Okay, yet one more look at Don Argott’s new documentary, The Art of the Steal — which will go into commercial release next spring — and how the Barnes mess is wrapping up.
By the end of the tumultuous era of Barnes president Richard Glanton, with its big multi-city tour of Barnes paintings — money in! — and its big costly lawsuits — whoops, money out — the Barnes was ripe for the picking. The time was right to realize the longstanding ambition by various people and institutions in Philadelphia — you could say generations of them — to pry the Barnes out of Merion and bring it to downtown Philadelphia.
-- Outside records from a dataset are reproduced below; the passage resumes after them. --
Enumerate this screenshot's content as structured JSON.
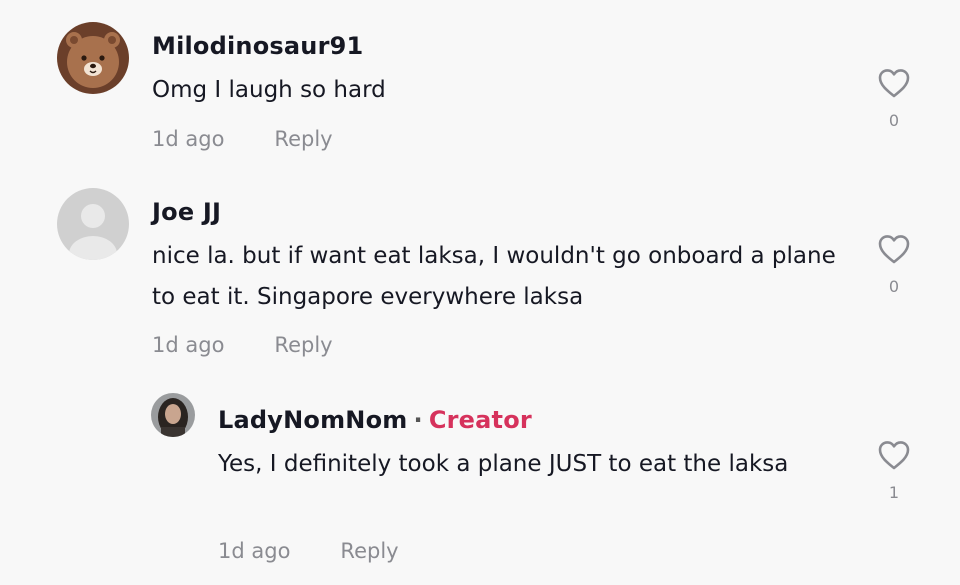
{
  "comments": [
    {
      "username": "Milodinosaur91",
      "text": "Omg I laugh so hard",
      "time": "1d ago",
      "reply_label": "Reply",
      "likes": "0",
      "avatar_icon": "bear-avatar"
    },
    {
      "username": "Joe JJ",
      "text": "nice la. but if want eat laksa, I wouldn't go onboard a plane to eat it. Singapore everywhere laksa",
      "time": "1d ago",
      "reply_label": "Reply",
      "likes": "0",
      "avatar_icon": "default-avatar"
    }
  ],
  "reply": {
    "username": "LadyNomNom",
    "separator": "·",
    "badge": "Creator",
    "text": "Yes, I definitely took a plane JUST to eat the laksa",
    "time": "1d ago",
    "reply_label": "Reply",
    "likes": "1",
    "avatar_icon": "user-photo-avatar"
  },
  "colors": {
    "background": "#f8f8f8",
    "creator": "#d6325c",
    "muted": "#8a8b91"
  }
}
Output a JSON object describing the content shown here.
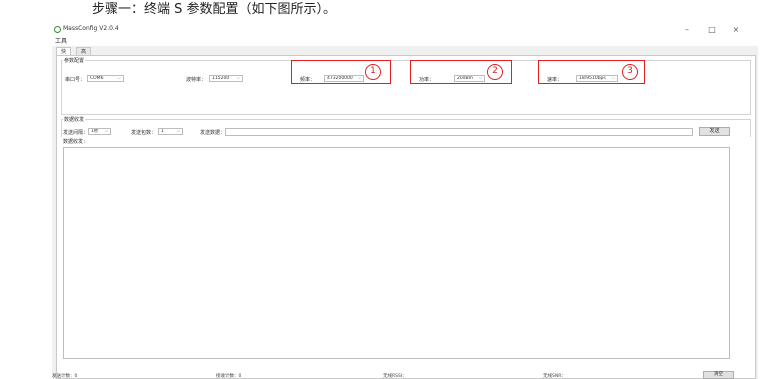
{
  "doc": {
    "heading": "步骤一：终端 S 参数配置（如下图所示）。"
  },
  "window": {
    "title": "MassConfig V2.0.4",
    "min_label": "–",
    "max_label": "□",
    "close_label": "×"
  },
  "menu": {
    "tools": "工具"
  },
  "tabs": [
    {
      "label": "快速"
    },
    {
      "label": "高级"
    }
  ],
  "params": {
    "group_title": "参数配置",
    "port_label": "串口号：",
    "port_value": "COM6",
    "baud_label": "波特率：",
    "baud_value": "115200",
    "freq_label": "频率：",
    "freq_value": "473200000",
    "power_label": "功率：",
    "power_value": "20dBm",
    "rate_label": "速率：",
    "rate_value": "18/9510bps"
  },
  "annotations": [
    "1",
    "2",
    "3"
  ],
  "data_io": {
    "group_title": "数据收发",
    "interval_label": "发送间隔：",
    "interval_value": "1秒",
    "count_label": "发送包数：",
    "count_value": "1",
    "send_data_label": "发送数据：",
    "send_button": "发送",
    "recv_label": "数据收发："
  },
  "status": {
    "sent": "发送计数：0",
    "recv": "接收计数：0",
    "rssi": "无线RSSI：",
    "snr": "无线SNR：",
    "clear_button": "清空"
  }
}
In its final stretch Argott’s film has a couple of fascinating interviews, one with former Pennsylvania Attorney General D. Michael Fisher, the other with Gov. Ed Rendell, who was mayor of Philadelphia from 1992 to 2000. For one thing, Rendell lets drop that at a party on the grounds of the Barnes in the mid-1990s he was approached by Ray Perelman, then Chairman of the Philadelphia Museum of Art, asking him to help capture the Barnes for Philadelphia. “The art museum wanted obviously to run it,” says Rendell. If nothing else, it confirms the obvious — that the powers-that-be in Philadelphia were looking for ways to get at the collection that Barnes had worked so hard to keep out of their grasp.
Rendell’s story makes you wonder about a claim made by Glanton earlier in the film that he, too, had been approached twice about “turning the Barnes over to the Philadelphia Museum”, though Glanton doesn’t say on camera who made the alleged approach.
To move the Barnes would require the assent of its board, which from the time Glanton arrived in the early ’90s had been weighted with appointees chosen by Lincoln University, the school to which Barnes had given control over his foundation before his death. By the ’90s Lincoln was a state-affiliated school that was strapped for cash and susceptible to political pressures and financial incentives.
After Glanton’s departure, the new chairman of the Barnes would be Bernard Watson, whose ample resumé included his title as chairman of the Pennsylvania Convention Center Authority, which as overseer of the Philadelphia Convention Center has an obvious stake in bringing tourist attractions to Philadelphia. It was under Watson that the Barnes decided in 2002 to go to court to seek permission to move the collection to Philadelphia. With that, the Philadelphia elites fell in line to offer money to accomplish the move.
The heavies in this part of the film are three non-profit charitable groups that led the “rescue” effort, but only in ways meant to ensure the Barnes was relocated. One is the Lenfest Foundation, headed by cable TV mogul H.F. “Gerry” Lenfest, one of Philadelphia’s most prominent philanthropists — he and his wife have pledged to give away most of their sizable fortune during their lifetime — but a man who is also chairman of the board of the Philadelphia Museum of Art. Another is the Annenberg Foundation, the legacy of Barnes’ longtime antagonist Walter Annenberg. The third is the Pew Charitable Trusts and its CEO Rebecca Rimel.
Following a line of argument that’s been made by a number of people as the Barnes mess unraveled, Argott’s film builds a case that the Pew, which was in the midst of transforming itself from a private foundation to a public charity, needed the Barnes project to prove its ability to raise money. In testimony as part of the multitude of legal proceedings that surrounded the move, Rimel dismissed the idea. But at the very least, as the film shows, the Pew highlighted its efforts with the Barnes when it made its application to the IRS to change its status.
And plainly, no one was making much effort to find a revenue stream to keep the Barnes where it is.
In my next post — the final chapter.